Data records:

========

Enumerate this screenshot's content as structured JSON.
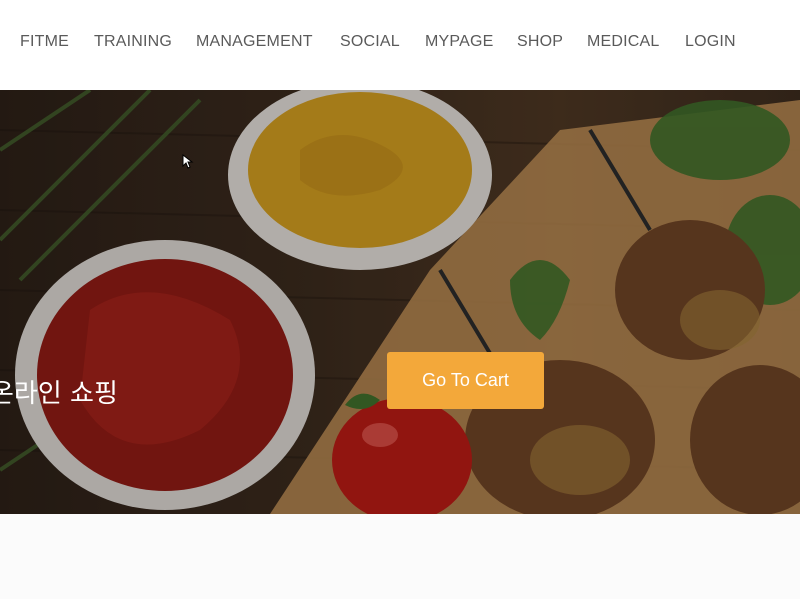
{
  "nav": {
    "items": [
      {
        "label": "FITME"
      },
      {
        "label": "TRAINING"
      },
      {
        "label": "MANAGEMENT"
      },
      {
        "label": "SOCIAL"
      },
      {
        "label": "MYPAGE"
      },
      {
        "label": "SHOP"
      },
      {
        "label": "MEDICAL"
      },
      {
        "label": "LOGIN"
      }
    ]
  },
  "hero": {
    "title": "온라인 쇼핑",
    "cta_label": "Go To Cart",
    "image_icon": "food-banner-image"
  },
  "colors": {
    "accent": "#f3a83a",
    "nav_text": "#5a5a5a",
    "background": "#ffffff"
  }
}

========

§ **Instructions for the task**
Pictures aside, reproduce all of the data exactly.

§ **Response below**
Enumerate this screenshot's content as structured JSON.
{
  "nav": {
    "items": [
      {
        "label": "FITME"
      },
      {
        "label": "TRAINING"
      },
      {
        "label": "MANAGEMENT"
      },
      {
        "label": "SOCIAL"
      },
      {
        "label": "MYPAGE"
      },
      {
        "label": "SHOP"
      },
      {
        "label": "MEDICAL"
      },
      {
        "label": "LOGIN"
      }
    ]
  },
  "hero": {
    "title": "온라인 쇼핑",
    "cta_label": "Go To Cart",
    "image_icon": "food-banner-image"
  },
  "colors": {
    "accent": "#f3a83a",
    "nav_text": "#5a5a5a",
    "background": "#ffffff"
  }
}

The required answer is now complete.